◆ TASK: Gather each line of the records where "name" appears.

[Opening THE DATA section]

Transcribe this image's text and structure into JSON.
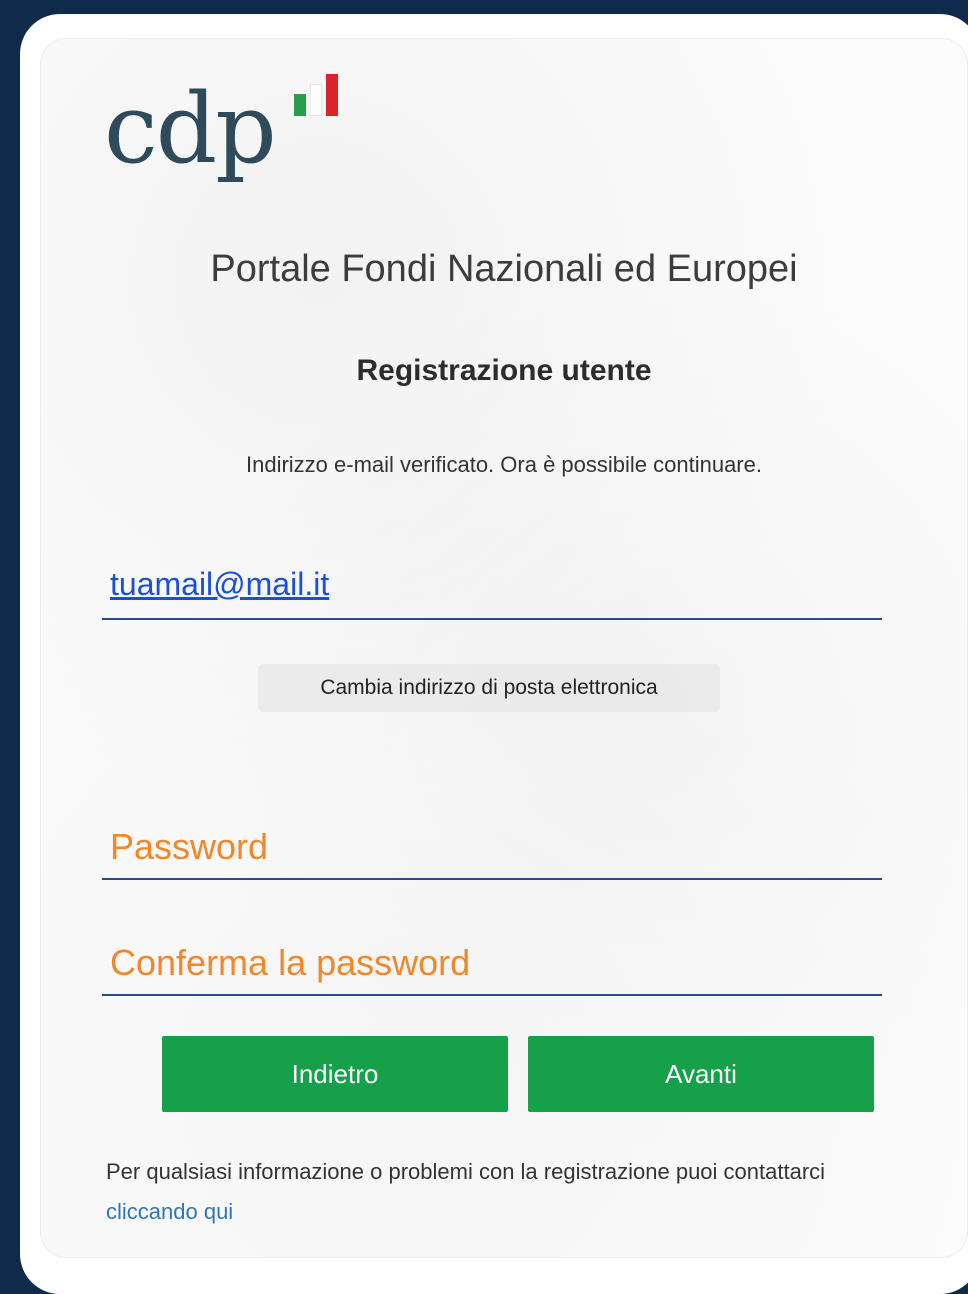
{
  "logo": {
    "text": "cdp"
  },
  "page": {
    "title": "Portale Fondi Nazionali ed Europei",
    "subtitle": "Registrazione utente",
    "info": "Indirizzo e-mail verificato. Ora è possibile continuare."
  },
  "email": {
    "value": "tuamail@mail.it",
    "change_label": "Cambia indirizzo di posta elettronica"
  },
  "form": {
    "password_label": "Password",
    "confirm_password_label": "Conferma la password"
  },
  "buttons": {
    "back_label": "Indietro",
    "next_label": "Avanti"
  },
  "footer": {
    "text": "Per qualsiasi informazione o problemi con la registrazione puoi contattarci ",
    "link_text": "cliccando qui"
  },
  "colors": {
    "background": "#0f2a4a",
    "button_green": "#16a049",
    "label_orange": "#f0882a",
    "link_blue": "#1a4fd6"
  }
}
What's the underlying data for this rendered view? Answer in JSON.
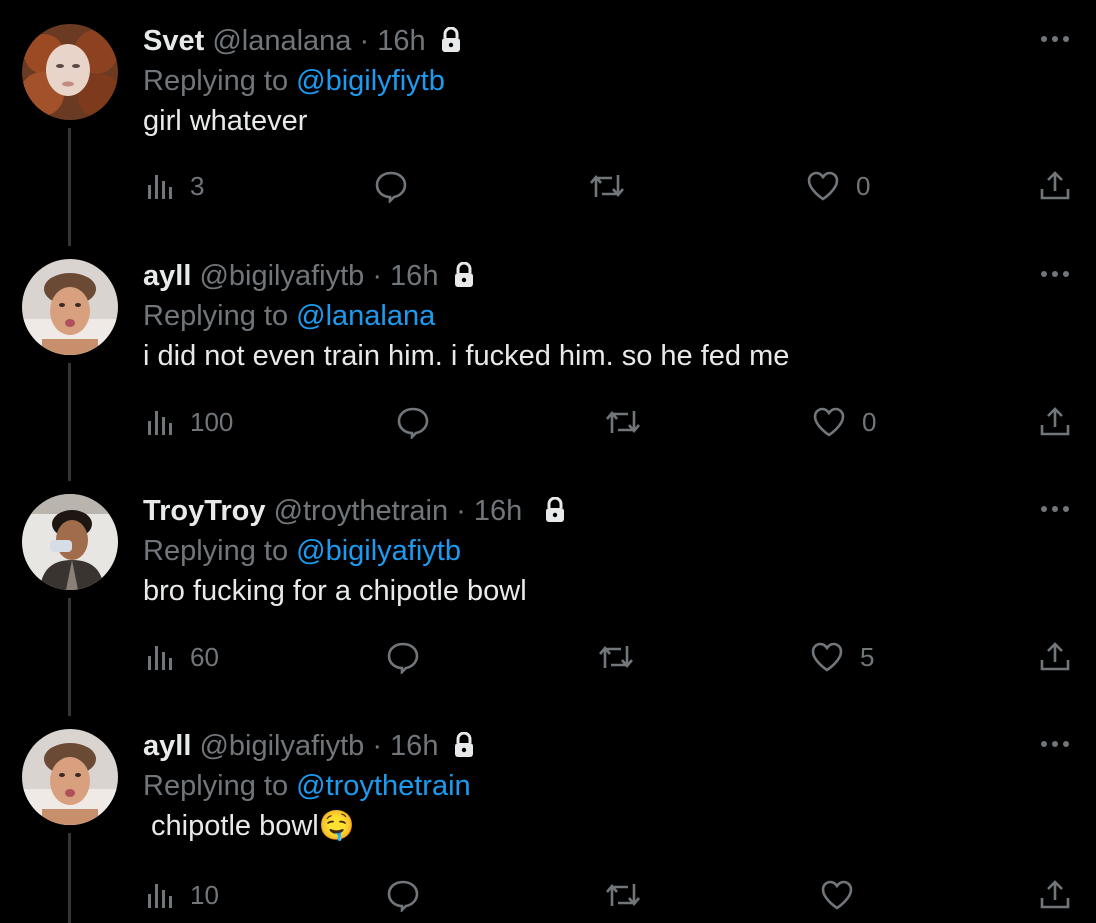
{
  "tweets": [
    {
      "name": "Svet",
      "handle": "@lanalana",
      "time": "· 16h",
      "replying_prefix": "Replying to ",
      "replying_to": "@bigilyfiytb",
      "text": "girl whatever",
      "views": "3",
      "replies": "",
      "retweets": "",
      "likes": "0",
      "avatar": "red-curly-hair-avatar"
    },
    {
      "name": "ayll",
      "handle": "@bigilyafiytb",
      "time": "· 16h",
      "replying_prefix": "Replying to ",
      "replying_to": "@lanalana",
      "text": "i did not even train him. i fucked him. so he fed me",
      "views": "100",
      "replies": "",
      "retweets": "",
      "likes": "0",
      "avatar": "man-selfie-avatar"
    },
    {
      "name": "TroyTroy",
      "handle": "@troythetrain",
      "time": "· 16h",
      "replying_prefix": "Replying to ",
      "replying_to": "@bigilyafiytb",
      "text": "bro fucking for a chipotle bowl",
      "views": "60",
      "replies": "",
      "retweets": "",
      "likes": "5",
      "avatar": "man-drinking-avatar"
    },
    {
      "name": "ayll",
      "handle": "@bigilyafiytb",
      "time": "· 16h",
      "replying_prefix": "Replying to ",
      "replying_to": "@troythetrain",
      "text": " chipotle bowl🤤",
      "views": "10",
      "replies": "",
      "retweets": "",
      "likes": "",
      "avatar": "man-selfie-avatar"
    }
  ],
  "colors": {
    "background": "#000000",
    "text": "#e7e9ea",
    "muted": "#71767b",
    "link": "#1d9bf0"
  }
}
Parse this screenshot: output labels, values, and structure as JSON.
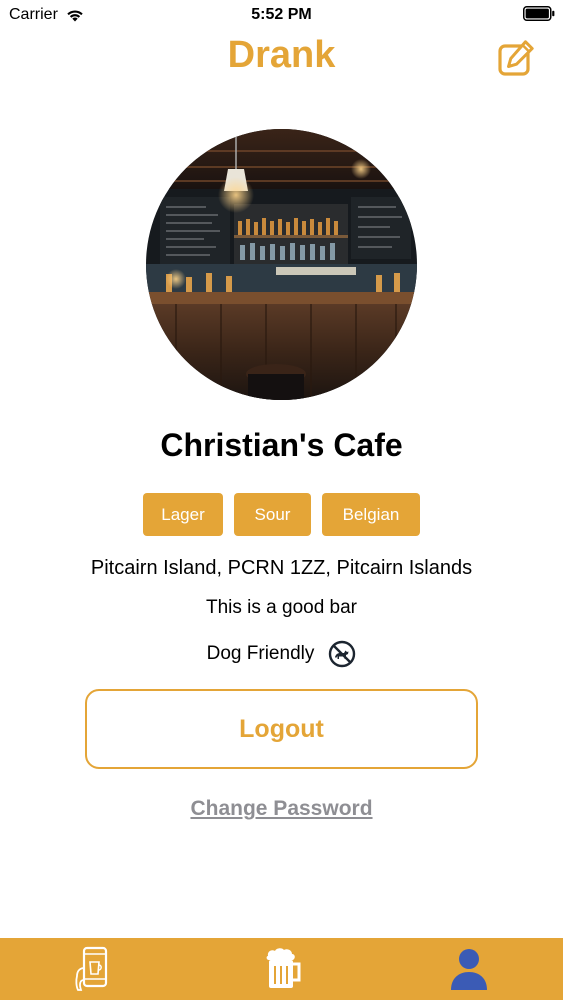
{
  "status_bar": {
    "carrier": "Carrier",
    "time": "5:52 PM",
    "wifi_icon": "wifi-icon",
    "battery_icon": "battery-icon"
  },
  "nav": {
    "title": "Drank",
    "edit_icon": "edit-icon"
  },
  "profile": {
    "photo": "bar-interior-photo",
    "name": "Christian's Cafe",
    "tags": [
      "Lager",
      "Sour",
      "Belgian"
    ],
    "address": "Pitcairn Island, PCRN 1ZZ, Pitcairn Islands",
    "description": "This is a good bar",
    "dog_friendly_label": "Dog Friendly",
    "dog_friendly_icon": "no-dogs-icon"
  },
  "actions": {
    "logout_label": "Logout",
    "change_password_label": "Change Password"
  },
  "tab_bar": {
    "items": [
      {
        "icon": "phone-beer-icon",
        "active": false
      },
      {
        "icon": "beer-mug-icon",
        "active": false
      },
      {
        "icon": "user-profile-icon",
        "active": true
      }
    ]
  },
  "colors": {
    "accent": "#e4a537",
    "active_tab": "#3b5bb5",
    "muted_text": "#8e8e93"
  }
}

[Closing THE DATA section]

◆ SOLUTION TO THE EXERCISE:
      "name": "Svet",
      "name": "ayll",
      "name": "TroyTroy",
      "name": "ayll",
    "name": "Christian's Cafe",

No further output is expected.